The 2.65-mile greenway will cost $91 million, with $76.5 million going towards construction and the remainder budgeted for design and stewardship, White says. $39 million is coming from a federal Congestion Mitigation and Air Quality Improvement (CMAQ) grant. The required 20 percent local match of $9 million includes $2 million from the Park District plus donations of $5 million from Exelon and $1 million each from Boeing and CNA. This funding is enough to build the basic trail.
Meanwhile, TPL is working to raise $40 – $50 million more in private donations to pay for building parks at the access points, plus enhancements like public art, maintenance and programming, with $12.5 million raised so far, White says. Last week over 75 potential donors attended a fundraiser at the Casino Club hosted by Winona Capital Management’s Laird Koldyke, also a Park District board member, and his wife Deirdre, head of the Earthheart Foundation, a philanthropic organization. White declined to tell me who some of the major donors are so far but says there will be an announcement this spring.
After unveiling “90 percent complete” plans for the trail and taking final comments from the public at the September meeting, the Bloomingdale team is finishing the design and engineering for the trail based on that input, White says. The project should be put out to bid this spring with construction starting in June or July, and the basic trail should be ready to ride by fall of 2014. “By then we’ll have the path, some landscaping and benches,” White says. “We wanted to be sure to provide access by next year because Mayor Emanuel heard loud and clear that the public wants to get up there sooner than later.” The project, including access parks and enhancements, should be completed by 2015.

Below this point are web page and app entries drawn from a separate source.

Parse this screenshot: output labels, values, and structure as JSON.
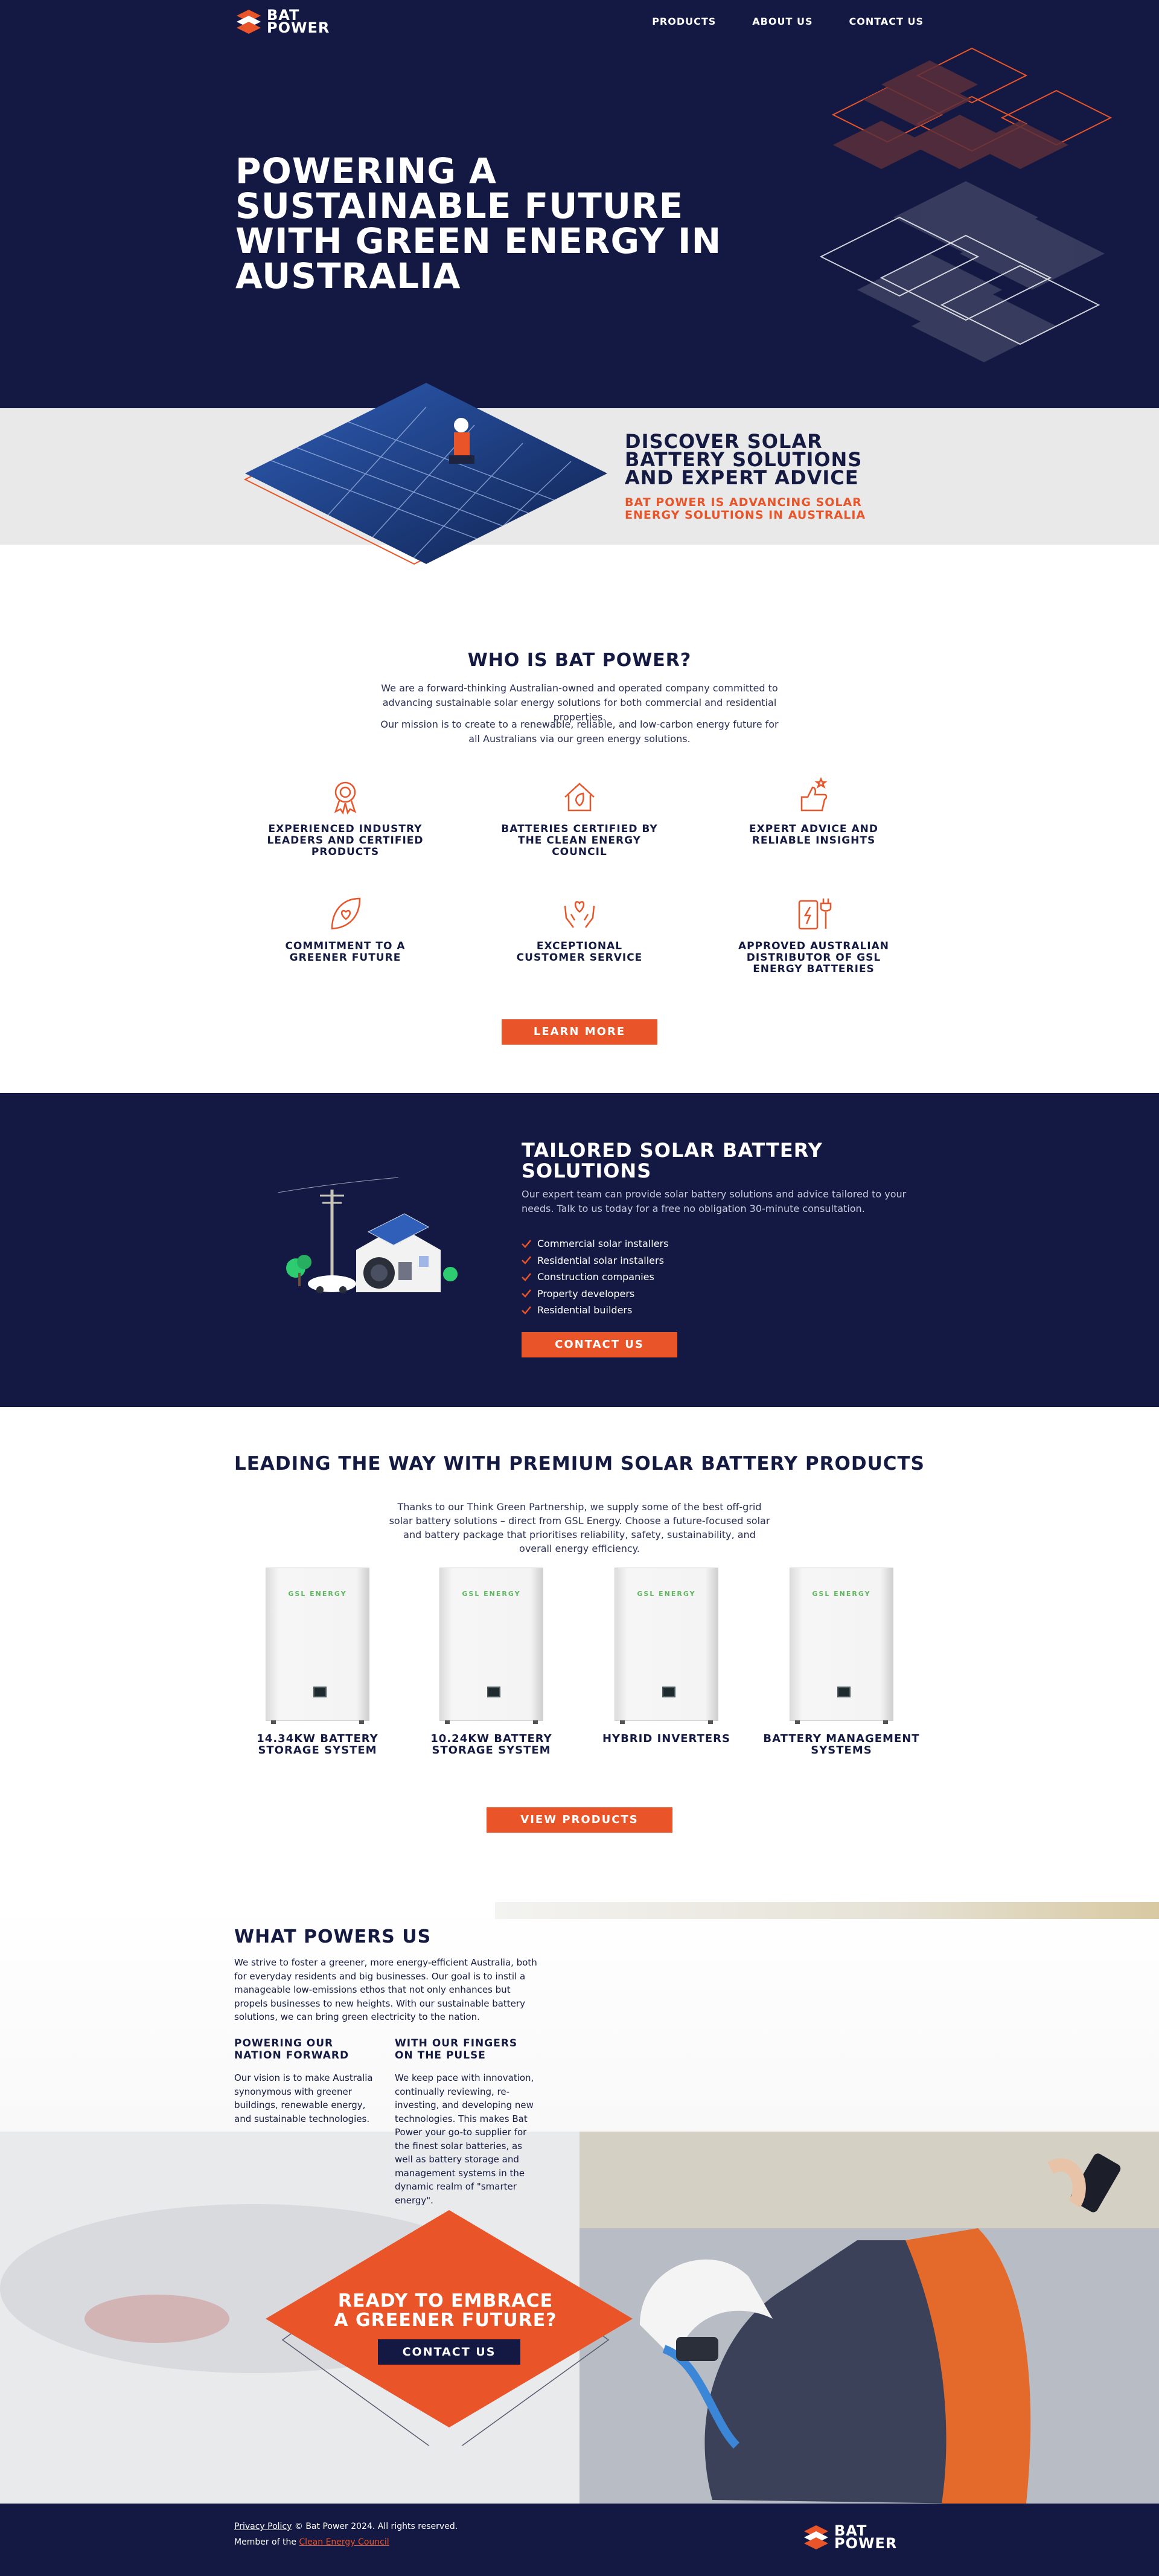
{
  "brand": {
    "name_line1": "BAT",
    "name_line2": "POWER"
  },
  "nav": {
    "items": [
      "PRODUCTS",
      "ABOUT US",
      "CONTACT US"
    ]
  },
  "hero": {
    "title": "POWERING A SUSTAINABLE FUTURE WITH GREEN ENERGY IN AUSTRALIA"
  },
  "discover": {
    "title": "DISCOVER SOLAR BATTERY SOLUTIONS AND EXPERT ADVICE",
    "subtitle": "BAT POWER IS ADVANCING SOLAR ENERGY SOLUTIONS IN AUSTRALIA"
  },
  "who": {
    "title": "WHO IS BAT POWER?",
    "para1": "We are a forward-thinking Australian-owned and operated company committed to advancing sustainable solar energy solutions for both commercial and residential properties.",
    "para2": "Our mission is to create to a renewable, reliable, and low-carbon energy future for all Australians via our green energy solutions.",
    "features": [
      {
        "label": "EXPERIENCED INDUSTRY LEADERS AND CERTIFIED PRODUCTS",
        "icon": "award-ribbon-icon"
      },
      {
        "label": "BATTERIES CERTIFIED BY THE CLEAN ENERGY COUNCIL",
        "icon": "eco-home-icon"
      },
      {
        "label": "EXPERT ADVICE AND RELIABLE INSIGHTS",
        "icon": "thumbs-up-stars-icon"
      },
      {
        "label": "COMMITMENT TO A GREENER FUTURE",
        "icon": "heart-leaf-icon"
      },
      {
        "label": "EXCEPTIONAL CUSTOMER SERVICE",
        "icon": "caring-hands-icon"
      },
      {
        "label": "APPROVED AUSTRALIAN DISTRIBUTOR OF GSL ENERGY BATTERIES",
        "icon": "battery-plug-icon"
      }
    ],
    "button": "LEARN MORE"
  },
  "tailored": {
    "title": "TAILORED SOLAR BATTERY SOLUTIONS",
    "description": "Our expert team can provide solar battery solutions and advice tailored to your needs. Talk to us today for a free no obligation 30-minute consultation.",
    "list": [
      "Commercial solar installers",
      "Residential solar installers",
      "Construction companies",
      "Property developers",
      "Residential builders"
    ],
    "button": "CONTACT US"
  },
  "products": {
    "title": "LEADING THE WAY WITH PREMIUM SOLAR BATTERY PRODUCTS",
    "description": "Thanks to our Think Green Partnership, we supply some of the best off-grid solar battery solutions – direct from GSL Energy. Choose a future-focused solar and battery package that prioritises reliability, safety, sustainability, and overall energy efficiency.",
    "battery_brand": "GSL ENERGY",
    "items": [
      "14.34KW BATTERY STORAGE SYSTEM",
      "10.24KW BATTERY STORAGE SYSTEM",
      "HYBRID INVERTERS",
      "BATTERY MANAGEMENT SYSTEMS"
    ],
    "button": "VIEW PRODUCTS"
  },
  "powers": {
    "title": "WHAT POWERS US",
    "para": "We strive to foster a greener, more energy-efficient Australia, both for everyday residents and big businesses. Our goal is to instil a manageable low-emissions ethos that not only enhances but propels businesses to new heights. With our sustainable battery solutions, we can bring green electricity to the nation.",
    "col1": {
      "title": "POWERING OUR NATION FORWARD",
      "text": "Our vision is to make Australia synonymous with greener buildings, renewable energy, and sustainable technologies."
    },
    "col2": {
      "title": "WITH OUR FINGERS ON THE PULSE",
      "text": "We keep pace with innovation, continually reviewing, re-investing, and developing new technologies. This makes Bat Power your go-to supplier for the finest solar batteries, as well as battery storage and management systems in the dynamic realm of \"smarter energy\"."
    }
  },
  "cta": {
    "title": "READY TO EMBRACE A GREENER FUTURE?",
    "button": "CONTACT US"
  },
  "footer": {
    "privacy": "Privacy Policy",
    "copyright": " © Bat Power 2024. All rights reserved.",
    "member_prefix": "Member of the ",
    "member_link": "Clean Energy Council"
  },
  "colors": {
    "navy": "#131943",
    "orange": "#e95428",
    "light_gray": "#e9e9e9"
  }
}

White says there will be another community meeting in February or March to unveil the final design to the public. “I’m happy to report that the project is on track and we’re moving forward and hitting our milestones,” she says. “It’s going to be America’s next great park.”